An overvalued stock has a price higher than its earnings outlook, and profit projections. It is also compared to its price-earnings (P/E) ratio. Analysts and other economic experts, therefore, expect the price to drop eventually. Investors take a keen interest in judging the valuations of a stock.
Overvaluation can result from irrational, illogical and emotional trading. It can also occur due to deterioration in a company’s fundamentals or financial strength.
Knowing whether the stock is overvalued or not helps investors take their investment decisions and stop paying more for a weak stock.
What are overvalued stocks?
There are two kinds of market theories: one that believes that the market is very efficient and there are no undervalued or overvalued stocks. They don’t believe in the fundamental analysis of a stock and believe that the market is all-knowing. The second theory is that there are always opportunities to look at undervalued Contrarily, fundamental analysts are firm in their belief that there are always opportunities to dig out undervalued and overvalued stocks because the market is irrational. Overvalued stocks are good for investors looking to short a position. This means selling shares when the stocks fall as per anticipation due to their overvaluation.
Are overvalued stocks good or bad?
An overvalued stock will experience a price fall at some time or the other and return to a level which reflects its level and fundamentals. In that sense, it is bad for regular investors as they try not to buy annualised overvalued stocks.

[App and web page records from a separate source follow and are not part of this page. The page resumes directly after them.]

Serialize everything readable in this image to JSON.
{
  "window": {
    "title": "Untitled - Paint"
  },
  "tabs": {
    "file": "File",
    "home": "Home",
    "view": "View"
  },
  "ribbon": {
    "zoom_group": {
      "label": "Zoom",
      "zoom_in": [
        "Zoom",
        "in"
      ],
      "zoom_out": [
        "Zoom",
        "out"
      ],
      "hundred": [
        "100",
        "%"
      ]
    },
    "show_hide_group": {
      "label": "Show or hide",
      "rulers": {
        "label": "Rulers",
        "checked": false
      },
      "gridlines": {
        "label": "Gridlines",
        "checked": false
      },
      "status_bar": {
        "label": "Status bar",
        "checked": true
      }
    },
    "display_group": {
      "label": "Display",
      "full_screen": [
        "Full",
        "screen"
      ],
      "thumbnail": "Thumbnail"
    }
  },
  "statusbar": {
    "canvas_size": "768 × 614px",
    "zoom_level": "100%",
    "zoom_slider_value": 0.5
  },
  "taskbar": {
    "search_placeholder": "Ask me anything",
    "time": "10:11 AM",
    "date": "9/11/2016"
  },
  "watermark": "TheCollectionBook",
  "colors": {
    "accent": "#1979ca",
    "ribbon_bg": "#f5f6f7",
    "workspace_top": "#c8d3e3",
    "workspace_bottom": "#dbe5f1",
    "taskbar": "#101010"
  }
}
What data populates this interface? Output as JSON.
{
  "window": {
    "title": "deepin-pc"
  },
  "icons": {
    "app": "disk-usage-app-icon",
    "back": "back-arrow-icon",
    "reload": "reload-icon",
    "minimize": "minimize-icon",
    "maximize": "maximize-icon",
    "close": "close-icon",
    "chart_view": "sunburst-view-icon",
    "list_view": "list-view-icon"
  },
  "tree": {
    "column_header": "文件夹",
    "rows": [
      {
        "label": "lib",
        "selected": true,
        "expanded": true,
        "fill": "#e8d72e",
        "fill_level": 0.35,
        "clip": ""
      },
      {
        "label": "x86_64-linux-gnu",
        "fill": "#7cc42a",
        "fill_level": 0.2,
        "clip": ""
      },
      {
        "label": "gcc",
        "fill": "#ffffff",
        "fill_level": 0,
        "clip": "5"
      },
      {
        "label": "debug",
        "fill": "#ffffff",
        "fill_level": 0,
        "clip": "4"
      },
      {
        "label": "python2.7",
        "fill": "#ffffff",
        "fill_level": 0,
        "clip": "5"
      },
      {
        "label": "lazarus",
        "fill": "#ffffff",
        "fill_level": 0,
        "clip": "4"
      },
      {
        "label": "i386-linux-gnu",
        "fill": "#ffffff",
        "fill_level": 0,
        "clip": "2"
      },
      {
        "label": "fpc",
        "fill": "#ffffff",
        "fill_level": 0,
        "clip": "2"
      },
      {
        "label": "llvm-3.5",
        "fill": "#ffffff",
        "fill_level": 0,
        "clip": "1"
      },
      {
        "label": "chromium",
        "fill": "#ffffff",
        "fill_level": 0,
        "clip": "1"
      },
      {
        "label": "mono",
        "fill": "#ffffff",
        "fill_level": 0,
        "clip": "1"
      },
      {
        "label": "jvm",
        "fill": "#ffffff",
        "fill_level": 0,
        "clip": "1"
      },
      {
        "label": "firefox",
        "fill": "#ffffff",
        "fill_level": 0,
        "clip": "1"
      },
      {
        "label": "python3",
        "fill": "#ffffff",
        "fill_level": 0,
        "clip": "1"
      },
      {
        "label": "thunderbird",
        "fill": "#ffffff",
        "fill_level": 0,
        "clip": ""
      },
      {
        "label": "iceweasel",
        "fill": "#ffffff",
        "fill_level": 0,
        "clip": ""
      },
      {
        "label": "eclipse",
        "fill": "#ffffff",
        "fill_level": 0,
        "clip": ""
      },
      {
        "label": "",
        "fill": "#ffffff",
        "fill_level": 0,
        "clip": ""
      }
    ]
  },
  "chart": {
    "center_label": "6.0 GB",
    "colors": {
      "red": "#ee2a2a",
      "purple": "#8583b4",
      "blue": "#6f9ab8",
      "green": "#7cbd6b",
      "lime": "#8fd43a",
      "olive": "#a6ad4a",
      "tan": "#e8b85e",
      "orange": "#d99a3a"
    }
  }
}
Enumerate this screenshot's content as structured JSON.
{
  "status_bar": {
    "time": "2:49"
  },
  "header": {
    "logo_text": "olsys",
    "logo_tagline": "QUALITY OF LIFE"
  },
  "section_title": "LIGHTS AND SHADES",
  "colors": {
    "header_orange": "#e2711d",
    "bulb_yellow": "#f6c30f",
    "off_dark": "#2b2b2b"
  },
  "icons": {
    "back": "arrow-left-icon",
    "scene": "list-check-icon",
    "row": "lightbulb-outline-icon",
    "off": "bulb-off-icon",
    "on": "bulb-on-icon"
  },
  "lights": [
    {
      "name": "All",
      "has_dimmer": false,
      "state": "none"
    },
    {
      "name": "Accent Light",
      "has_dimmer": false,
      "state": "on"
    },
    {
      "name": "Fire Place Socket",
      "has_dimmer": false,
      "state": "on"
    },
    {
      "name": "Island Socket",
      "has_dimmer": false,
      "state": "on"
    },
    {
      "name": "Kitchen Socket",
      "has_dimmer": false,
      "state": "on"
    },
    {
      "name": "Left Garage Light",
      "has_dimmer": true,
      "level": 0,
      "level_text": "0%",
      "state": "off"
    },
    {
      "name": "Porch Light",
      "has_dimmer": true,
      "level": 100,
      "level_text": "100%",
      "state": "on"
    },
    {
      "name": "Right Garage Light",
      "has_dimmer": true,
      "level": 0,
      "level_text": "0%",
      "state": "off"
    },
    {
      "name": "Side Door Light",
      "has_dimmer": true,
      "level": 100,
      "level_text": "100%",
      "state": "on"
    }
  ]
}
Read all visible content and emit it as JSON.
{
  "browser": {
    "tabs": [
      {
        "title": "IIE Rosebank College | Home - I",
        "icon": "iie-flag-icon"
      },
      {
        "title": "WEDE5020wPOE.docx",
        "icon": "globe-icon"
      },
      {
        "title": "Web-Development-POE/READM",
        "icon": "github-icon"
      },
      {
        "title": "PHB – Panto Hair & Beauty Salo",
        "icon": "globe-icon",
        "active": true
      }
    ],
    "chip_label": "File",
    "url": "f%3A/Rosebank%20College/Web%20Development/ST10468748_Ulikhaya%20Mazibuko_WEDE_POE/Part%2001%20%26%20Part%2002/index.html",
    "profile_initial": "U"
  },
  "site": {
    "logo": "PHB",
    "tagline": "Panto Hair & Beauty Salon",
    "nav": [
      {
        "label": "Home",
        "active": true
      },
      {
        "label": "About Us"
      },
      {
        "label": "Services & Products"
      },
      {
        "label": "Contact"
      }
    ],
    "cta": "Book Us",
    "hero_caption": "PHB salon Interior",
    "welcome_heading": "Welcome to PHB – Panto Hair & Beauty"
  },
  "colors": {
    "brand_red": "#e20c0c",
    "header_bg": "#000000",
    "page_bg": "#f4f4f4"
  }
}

However, in some cases, investors may prefer some of the overvalued stocks due to their superior management, brand, and other factors.
How to find overvalued stocks
There is a metric to find out if the stock is overvalued. It is called the Relative earnings analysis. It is the most common way to find out if the stock is overvalued. This compares earnings to some other value such as price. The most popular and easy way to compare is P/E ratio, which analysis stock price relative to the company’s earnings.
For example, if a company has a stock price of NZ$ 100 and earnings per share of NZ$2, the P/E ratio can be assessed by dividing the price of the share by earnings per share. In this case you get 50, which means the stock is trading 50 times the earnings. This is a grossly overvalued stock.
Investors who are short-seller can look for overvalued companies with high P/E ratios, as compared to other companies in the same sector also called the peer group.
A share can be overvalued in two ways. Firstly, due to a sudden rise in demand, or due to an investor’s perception. This can be manipulated and perception can be created. And if the rise in price is not justified, then the stock could be overvalued. The second way is when the revenue, earnings, and the balance sheet of a company declines, but the price remains the same, then the stock can be said to be overvalued.
Overvalued and undervalued are opposite of each other and denote the stock’s pricing in comparison to its earnings. When a stock is low priced as compared to its earnings, it’s called undervalued. The price of the stock is also judged in comparison to growth potential, financial status and earnings projections.
Why overvalued stocks matter
Investors usually try to avoid an overvalued stock as it has to come down to match to a level which reflects its financial status and fundamentals. It is generally seen that a stock that is overvalued is likely to fall and return to its own levels. Investors avoid overvalued stocks as they lose money when they fall.
A fully valued stock reflects the full and correct value of a stock. In this, the market recognises the fair price and the company’s underlying fundamental earnings power which makes the share steady. It can neither fall too much nor gain too much. If a stock goes down from its fair value, it is considered overvalued, and if it goes down, it is considered undervalued.
Fully Valued vs. Overvalued or Undervalued
Overvalued stocks and undervalued stocks can be contrasted with fully valued ones.
An undervalued stock is the one that sells at a significantly lower price than its actual value and can whose price is expected to rise to match its intrinsic value. This is opposite to an overvalued stock whose price is supposed to fall to match its actual and fair value.
Traders often seek undervalued stocks so that they can be brought back to their full value, thus giving significant gains to the traders. In the same way, overvalued shares may be short sellers, gaining when they are brought to their fair value.